MESSENGER Mission News
26 Nov 2003
(Source: Johns Hopkins University Applied Physics Laboratory)
In this week's Webcam image MESSENGER engineers install the spare flight battery, which will provide power to the spacecraft's systems and instruments through the next several months of operational and environmental testing at the Applied Physics Laboratory and NASA's Goddard Space Flight Center. Until now, the team had been using a temporary, external "workhorse" battery to power MESSENGER's onboard operations.
The spare battery is fully flight-qualified; the team would be able to use it on MESSENGER if something happened to the actual flight battery before launch. Both are 20-Ah (ampere hour) common-pressure- vessel nickel-hydrogen types, consisting of 22 individual cells tied together in pairs. The team plans to install the flight battery during final prelaunch preparations at Kennedy Space Center/Cape Canaveral Air Force Station, Florida, next spring.

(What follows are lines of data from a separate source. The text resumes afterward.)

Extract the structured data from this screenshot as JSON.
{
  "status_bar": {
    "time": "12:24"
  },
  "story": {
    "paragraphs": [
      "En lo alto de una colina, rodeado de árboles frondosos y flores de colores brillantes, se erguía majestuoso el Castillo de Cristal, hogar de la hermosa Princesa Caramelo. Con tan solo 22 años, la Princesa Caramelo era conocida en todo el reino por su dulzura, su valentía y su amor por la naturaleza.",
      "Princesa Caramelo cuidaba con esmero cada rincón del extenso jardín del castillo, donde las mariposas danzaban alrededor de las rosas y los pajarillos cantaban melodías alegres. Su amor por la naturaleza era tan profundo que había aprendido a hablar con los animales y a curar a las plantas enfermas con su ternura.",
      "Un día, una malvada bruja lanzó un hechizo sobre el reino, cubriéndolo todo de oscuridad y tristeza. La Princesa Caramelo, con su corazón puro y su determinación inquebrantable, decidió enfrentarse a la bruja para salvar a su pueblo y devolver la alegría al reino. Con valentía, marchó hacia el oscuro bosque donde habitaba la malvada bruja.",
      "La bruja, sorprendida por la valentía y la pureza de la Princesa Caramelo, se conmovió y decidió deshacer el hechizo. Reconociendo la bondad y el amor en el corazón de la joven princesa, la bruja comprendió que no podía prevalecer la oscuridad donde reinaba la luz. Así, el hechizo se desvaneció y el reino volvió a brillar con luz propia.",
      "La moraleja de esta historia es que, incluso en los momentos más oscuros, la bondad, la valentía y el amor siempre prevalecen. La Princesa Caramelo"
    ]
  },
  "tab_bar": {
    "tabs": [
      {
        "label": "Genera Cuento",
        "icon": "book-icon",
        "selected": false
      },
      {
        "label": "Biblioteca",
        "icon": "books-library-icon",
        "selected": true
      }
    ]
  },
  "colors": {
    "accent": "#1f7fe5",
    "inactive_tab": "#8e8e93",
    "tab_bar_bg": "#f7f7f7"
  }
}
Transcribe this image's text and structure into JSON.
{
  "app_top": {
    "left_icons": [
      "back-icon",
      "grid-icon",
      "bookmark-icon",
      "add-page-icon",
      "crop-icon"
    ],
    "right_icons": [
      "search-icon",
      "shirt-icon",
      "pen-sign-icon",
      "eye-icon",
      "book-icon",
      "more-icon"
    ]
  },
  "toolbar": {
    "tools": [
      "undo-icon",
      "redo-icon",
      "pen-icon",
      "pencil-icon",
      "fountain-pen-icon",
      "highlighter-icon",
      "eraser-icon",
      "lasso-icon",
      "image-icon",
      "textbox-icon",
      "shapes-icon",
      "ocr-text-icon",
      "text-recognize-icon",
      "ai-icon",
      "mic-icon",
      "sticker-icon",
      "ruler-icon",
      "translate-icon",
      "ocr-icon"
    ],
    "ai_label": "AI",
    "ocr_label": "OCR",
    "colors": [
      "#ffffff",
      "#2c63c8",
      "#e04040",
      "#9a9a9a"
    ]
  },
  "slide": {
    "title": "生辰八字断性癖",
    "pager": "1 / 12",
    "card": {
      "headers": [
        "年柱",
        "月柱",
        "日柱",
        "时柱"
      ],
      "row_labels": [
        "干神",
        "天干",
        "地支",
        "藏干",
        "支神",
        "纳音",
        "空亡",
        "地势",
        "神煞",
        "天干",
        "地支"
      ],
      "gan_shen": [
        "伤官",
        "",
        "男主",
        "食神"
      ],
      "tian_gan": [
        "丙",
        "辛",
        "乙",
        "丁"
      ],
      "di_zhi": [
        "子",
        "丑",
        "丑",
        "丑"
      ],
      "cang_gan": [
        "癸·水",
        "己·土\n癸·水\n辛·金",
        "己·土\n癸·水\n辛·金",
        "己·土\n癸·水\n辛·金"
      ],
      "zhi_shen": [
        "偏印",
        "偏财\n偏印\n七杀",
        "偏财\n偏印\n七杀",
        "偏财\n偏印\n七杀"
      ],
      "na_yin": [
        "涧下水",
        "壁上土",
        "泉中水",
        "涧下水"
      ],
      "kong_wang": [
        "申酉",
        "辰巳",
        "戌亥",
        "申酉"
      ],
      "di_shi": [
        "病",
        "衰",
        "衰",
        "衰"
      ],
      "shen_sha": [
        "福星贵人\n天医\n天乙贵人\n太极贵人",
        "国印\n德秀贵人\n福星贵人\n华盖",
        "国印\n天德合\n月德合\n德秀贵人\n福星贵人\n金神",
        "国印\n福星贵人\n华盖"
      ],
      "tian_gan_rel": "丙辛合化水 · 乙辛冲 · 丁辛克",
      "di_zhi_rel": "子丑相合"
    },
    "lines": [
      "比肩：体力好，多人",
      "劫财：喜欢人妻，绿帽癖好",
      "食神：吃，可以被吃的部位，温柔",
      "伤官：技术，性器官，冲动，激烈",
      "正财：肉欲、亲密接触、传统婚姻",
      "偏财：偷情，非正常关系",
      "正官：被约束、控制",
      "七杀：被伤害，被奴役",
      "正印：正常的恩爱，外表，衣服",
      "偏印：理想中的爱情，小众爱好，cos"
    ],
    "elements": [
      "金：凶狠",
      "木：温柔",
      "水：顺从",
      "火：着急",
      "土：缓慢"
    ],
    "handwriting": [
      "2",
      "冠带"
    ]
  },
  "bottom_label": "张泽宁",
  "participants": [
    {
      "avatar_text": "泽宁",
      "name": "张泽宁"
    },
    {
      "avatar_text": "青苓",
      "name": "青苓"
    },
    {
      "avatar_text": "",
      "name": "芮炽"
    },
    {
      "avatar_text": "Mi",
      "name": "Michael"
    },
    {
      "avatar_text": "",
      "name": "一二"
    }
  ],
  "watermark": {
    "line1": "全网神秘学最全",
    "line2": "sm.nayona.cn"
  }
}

MESSENGER (MErcury Surface, Space ENvironment, GEochemistry, and Ranging) is a scientific investigation of the planet Mercury, and the first NASA mission designed to orbit the planet closest to the Sun. Dr. Sean C. Solomon, of the Carnegie Institution of Washington, leads the mission as principal investigator. The Johns Hopkins University Applied Physics Laboratory in Laurel, Md., is building and will operate the MESSENGER spacecraft and manages the Discovery- class mission for NASA.